*** EXTRACTED INFORMATION ***

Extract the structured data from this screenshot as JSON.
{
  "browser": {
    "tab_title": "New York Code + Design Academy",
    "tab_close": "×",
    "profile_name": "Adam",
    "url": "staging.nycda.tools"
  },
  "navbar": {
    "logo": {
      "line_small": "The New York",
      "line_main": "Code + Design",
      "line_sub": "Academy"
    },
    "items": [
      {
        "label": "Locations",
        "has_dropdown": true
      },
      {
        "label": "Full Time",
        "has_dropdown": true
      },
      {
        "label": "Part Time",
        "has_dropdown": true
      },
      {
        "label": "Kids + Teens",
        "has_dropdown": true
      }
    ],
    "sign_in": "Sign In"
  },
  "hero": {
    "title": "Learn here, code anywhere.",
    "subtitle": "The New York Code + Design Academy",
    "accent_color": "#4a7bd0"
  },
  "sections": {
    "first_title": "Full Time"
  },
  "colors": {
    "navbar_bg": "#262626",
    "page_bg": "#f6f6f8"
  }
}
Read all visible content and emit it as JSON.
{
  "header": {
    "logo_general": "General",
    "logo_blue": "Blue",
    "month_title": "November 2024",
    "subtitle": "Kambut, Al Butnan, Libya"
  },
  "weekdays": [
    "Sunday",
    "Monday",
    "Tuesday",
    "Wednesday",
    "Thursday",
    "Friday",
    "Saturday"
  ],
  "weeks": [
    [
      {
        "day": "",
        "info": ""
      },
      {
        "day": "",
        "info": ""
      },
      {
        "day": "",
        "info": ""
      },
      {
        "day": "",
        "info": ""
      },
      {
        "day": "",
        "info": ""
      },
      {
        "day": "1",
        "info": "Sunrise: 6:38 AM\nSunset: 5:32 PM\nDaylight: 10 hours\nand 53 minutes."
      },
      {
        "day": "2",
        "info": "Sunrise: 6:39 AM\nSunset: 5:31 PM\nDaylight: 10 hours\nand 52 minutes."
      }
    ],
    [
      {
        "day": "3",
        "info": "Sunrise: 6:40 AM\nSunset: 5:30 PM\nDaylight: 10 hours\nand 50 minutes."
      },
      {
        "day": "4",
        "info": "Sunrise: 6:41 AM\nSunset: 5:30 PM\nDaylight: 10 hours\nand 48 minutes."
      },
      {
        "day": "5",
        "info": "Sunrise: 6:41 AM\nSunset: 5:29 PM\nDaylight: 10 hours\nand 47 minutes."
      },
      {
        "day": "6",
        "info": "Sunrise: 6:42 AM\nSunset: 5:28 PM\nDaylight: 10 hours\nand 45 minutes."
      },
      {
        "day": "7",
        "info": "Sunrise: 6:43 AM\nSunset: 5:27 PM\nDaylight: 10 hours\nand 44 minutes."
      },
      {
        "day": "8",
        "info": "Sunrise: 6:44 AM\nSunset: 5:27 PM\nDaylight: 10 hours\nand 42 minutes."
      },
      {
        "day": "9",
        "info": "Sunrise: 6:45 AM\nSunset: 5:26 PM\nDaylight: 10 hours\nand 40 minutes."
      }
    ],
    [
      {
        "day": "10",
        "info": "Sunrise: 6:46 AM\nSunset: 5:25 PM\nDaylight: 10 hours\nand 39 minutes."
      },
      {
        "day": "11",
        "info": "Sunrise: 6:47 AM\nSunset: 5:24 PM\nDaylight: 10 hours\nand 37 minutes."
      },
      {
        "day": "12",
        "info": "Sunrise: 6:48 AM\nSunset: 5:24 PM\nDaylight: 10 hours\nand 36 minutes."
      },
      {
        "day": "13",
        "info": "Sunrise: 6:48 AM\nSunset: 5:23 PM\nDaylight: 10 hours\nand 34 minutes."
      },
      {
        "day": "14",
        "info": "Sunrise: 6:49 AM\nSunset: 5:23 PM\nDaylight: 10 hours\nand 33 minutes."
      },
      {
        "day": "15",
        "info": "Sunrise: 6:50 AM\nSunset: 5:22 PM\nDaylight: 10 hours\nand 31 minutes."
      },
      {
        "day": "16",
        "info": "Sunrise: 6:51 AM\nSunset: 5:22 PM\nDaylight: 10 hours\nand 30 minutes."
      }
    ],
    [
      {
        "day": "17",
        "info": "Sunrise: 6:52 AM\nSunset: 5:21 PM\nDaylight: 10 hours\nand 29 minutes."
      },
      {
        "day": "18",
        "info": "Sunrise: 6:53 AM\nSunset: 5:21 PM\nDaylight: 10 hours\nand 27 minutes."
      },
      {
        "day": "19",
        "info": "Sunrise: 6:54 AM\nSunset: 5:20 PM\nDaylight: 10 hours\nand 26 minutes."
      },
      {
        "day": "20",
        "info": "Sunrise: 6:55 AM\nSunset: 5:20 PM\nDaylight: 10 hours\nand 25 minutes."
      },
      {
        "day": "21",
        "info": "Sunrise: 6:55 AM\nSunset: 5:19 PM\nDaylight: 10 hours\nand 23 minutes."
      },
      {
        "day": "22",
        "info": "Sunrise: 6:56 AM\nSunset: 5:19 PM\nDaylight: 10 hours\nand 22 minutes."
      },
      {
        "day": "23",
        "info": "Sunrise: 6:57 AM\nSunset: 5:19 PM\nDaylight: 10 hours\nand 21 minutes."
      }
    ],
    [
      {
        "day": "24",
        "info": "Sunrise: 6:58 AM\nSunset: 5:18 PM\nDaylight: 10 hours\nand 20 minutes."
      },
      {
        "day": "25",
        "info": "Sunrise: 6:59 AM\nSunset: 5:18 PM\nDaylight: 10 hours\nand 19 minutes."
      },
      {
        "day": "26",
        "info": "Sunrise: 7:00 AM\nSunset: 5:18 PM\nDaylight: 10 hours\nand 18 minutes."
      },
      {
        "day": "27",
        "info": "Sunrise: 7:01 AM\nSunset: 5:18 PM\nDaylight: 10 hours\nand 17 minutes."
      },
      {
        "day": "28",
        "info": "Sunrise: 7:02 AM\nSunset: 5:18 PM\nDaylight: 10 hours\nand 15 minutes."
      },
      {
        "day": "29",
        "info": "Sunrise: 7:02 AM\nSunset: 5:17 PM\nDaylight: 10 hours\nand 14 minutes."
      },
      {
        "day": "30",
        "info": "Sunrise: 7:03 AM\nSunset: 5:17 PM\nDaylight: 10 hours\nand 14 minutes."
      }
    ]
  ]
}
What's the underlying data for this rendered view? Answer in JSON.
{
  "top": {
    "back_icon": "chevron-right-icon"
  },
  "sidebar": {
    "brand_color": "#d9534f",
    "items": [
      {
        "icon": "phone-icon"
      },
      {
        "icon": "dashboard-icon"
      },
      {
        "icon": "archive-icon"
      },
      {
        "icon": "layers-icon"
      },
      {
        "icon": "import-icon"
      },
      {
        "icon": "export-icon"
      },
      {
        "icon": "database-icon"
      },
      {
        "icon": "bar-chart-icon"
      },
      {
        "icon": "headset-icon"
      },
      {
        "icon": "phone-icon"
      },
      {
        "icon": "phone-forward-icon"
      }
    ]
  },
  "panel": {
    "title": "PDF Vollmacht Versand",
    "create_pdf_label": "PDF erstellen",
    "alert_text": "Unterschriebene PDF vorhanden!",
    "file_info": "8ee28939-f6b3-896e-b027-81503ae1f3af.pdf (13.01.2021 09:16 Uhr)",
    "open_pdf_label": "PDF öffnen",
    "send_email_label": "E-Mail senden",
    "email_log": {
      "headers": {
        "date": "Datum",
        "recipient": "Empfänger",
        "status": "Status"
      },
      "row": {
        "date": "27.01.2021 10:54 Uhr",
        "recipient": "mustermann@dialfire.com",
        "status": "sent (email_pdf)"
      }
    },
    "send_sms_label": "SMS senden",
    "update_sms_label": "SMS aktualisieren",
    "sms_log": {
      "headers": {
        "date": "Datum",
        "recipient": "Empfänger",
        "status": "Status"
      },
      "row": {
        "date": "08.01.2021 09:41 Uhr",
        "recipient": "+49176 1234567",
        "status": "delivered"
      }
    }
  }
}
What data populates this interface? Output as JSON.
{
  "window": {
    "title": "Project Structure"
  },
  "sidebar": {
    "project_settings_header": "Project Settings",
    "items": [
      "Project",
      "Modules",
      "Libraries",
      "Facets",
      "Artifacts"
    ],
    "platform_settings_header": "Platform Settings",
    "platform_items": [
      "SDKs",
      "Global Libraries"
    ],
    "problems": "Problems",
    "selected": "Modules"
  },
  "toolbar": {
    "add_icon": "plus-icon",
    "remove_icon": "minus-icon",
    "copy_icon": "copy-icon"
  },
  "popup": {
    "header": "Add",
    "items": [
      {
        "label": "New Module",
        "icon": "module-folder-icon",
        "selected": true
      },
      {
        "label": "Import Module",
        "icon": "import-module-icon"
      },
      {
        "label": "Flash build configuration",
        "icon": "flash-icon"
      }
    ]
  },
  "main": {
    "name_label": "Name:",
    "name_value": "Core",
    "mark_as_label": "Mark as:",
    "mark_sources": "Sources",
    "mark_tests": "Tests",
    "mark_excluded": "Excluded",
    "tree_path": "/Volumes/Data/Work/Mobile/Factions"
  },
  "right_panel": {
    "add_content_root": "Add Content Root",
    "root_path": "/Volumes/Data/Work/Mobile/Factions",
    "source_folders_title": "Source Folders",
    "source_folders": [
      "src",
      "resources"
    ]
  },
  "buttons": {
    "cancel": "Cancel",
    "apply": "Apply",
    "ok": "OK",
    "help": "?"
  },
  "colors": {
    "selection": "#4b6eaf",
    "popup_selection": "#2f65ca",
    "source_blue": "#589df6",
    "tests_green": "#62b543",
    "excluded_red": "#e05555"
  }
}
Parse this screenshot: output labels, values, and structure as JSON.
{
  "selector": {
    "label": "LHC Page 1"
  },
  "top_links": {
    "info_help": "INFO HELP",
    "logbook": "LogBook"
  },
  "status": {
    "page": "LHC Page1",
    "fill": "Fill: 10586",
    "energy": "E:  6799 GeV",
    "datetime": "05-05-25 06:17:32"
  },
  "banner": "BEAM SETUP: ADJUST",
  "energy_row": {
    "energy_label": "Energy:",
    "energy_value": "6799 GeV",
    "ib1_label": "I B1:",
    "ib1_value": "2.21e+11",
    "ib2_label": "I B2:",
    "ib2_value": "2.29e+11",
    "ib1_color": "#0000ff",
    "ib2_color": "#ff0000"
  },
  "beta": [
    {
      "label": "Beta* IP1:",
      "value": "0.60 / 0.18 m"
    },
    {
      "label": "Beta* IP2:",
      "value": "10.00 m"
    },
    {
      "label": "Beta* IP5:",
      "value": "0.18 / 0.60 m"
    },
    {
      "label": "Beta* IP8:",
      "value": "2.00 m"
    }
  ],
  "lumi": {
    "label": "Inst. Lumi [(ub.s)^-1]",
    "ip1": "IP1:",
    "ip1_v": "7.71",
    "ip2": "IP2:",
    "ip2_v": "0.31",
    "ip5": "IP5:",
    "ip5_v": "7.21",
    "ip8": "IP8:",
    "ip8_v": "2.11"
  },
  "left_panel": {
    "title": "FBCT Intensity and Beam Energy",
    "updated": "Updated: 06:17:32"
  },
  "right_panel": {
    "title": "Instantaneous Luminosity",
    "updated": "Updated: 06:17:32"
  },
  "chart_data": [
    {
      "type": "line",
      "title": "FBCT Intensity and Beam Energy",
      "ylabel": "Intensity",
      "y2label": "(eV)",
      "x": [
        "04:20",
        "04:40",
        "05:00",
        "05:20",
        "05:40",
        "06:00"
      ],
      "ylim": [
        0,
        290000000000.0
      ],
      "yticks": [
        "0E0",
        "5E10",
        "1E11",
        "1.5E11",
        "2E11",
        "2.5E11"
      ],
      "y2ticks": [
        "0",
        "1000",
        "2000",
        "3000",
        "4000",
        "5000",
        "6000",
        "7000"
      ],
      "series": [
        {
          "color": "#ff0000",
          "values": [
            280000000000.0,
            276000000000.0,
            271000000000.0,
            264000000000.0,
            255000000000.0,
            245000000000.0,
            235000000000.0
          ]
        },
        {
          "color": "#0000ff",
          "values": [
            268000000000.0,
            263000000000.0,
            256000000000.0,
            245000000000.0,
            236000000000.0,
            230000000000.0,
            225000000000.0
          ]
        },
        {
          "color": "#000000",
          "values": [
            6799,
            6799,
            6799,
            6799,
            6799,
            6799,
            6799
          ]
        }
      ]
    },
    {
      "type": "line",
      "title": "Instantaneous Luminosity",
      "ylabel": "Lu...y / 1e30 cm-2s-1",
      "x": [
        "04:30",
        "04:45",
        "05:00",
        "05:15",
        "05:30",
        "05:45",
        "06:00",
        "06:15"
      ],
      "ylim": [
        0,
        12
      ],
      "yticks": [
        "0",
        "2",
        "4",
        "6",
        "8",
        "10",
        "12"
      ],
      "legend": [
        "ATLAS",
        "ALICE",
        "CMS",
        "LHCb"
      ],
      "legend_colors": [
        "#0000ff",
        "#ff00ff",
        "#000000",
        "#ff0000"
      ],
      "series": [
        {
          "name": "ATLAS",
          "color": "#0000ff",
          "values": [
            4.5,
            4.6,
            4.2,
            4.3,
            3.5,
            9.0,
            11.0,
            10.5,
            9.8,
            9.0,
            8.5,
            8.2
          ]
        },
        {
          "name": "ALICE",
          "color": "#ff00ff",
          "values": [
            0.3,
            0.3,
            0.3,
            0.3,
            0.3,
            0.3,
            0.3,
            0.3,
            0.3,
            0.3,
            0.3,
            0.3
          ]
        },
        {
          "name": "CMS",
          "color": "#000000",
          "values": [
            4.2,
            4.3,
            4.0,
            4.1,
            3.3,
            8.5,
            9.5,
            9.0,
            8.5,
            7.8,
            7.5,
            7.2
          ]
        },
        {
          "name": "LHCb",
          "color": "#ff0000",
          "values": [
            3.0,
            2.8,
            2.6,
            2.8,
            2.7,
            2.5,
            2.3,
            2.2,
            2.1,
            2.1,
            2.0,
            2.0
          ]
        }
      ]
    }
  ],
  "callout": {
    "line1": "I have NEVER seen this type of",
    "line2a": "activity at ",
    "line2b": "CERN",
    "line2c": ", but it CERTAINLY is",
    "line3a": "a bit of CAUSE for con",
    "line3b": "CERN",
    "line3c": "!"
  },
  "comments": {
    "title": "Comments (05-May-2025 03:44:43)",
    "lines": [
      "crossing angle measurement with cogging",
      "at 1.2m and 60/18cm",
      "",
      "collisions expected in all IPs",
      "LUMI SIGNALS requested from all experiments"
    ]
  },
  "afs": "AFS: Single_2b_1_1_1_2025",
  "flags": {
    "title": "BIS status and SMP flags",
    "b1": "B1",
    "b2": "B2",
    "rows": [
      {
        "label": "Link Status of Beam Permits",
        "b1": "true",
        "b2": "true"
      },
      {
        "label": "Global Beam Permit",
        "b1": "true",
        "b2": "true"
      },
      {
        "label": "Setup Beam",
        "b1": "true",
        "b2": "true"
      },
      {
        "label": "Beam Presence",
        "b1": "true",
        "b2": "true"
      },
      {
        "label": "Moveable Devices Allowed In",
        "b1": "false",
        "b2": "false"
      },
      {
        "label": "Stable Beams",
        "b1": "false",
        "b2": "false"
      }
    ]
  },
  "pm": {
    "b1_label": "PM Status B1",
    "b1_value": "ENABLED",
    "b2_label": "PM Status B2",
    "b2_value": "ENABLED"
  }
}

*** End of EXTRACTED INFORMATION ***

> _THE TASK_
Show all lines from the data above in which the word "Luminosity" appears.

> _WRITTEN SOLUTION_
    "title": "Instantaneous Luminosity",
      "title": "Instantaneous Luminosity",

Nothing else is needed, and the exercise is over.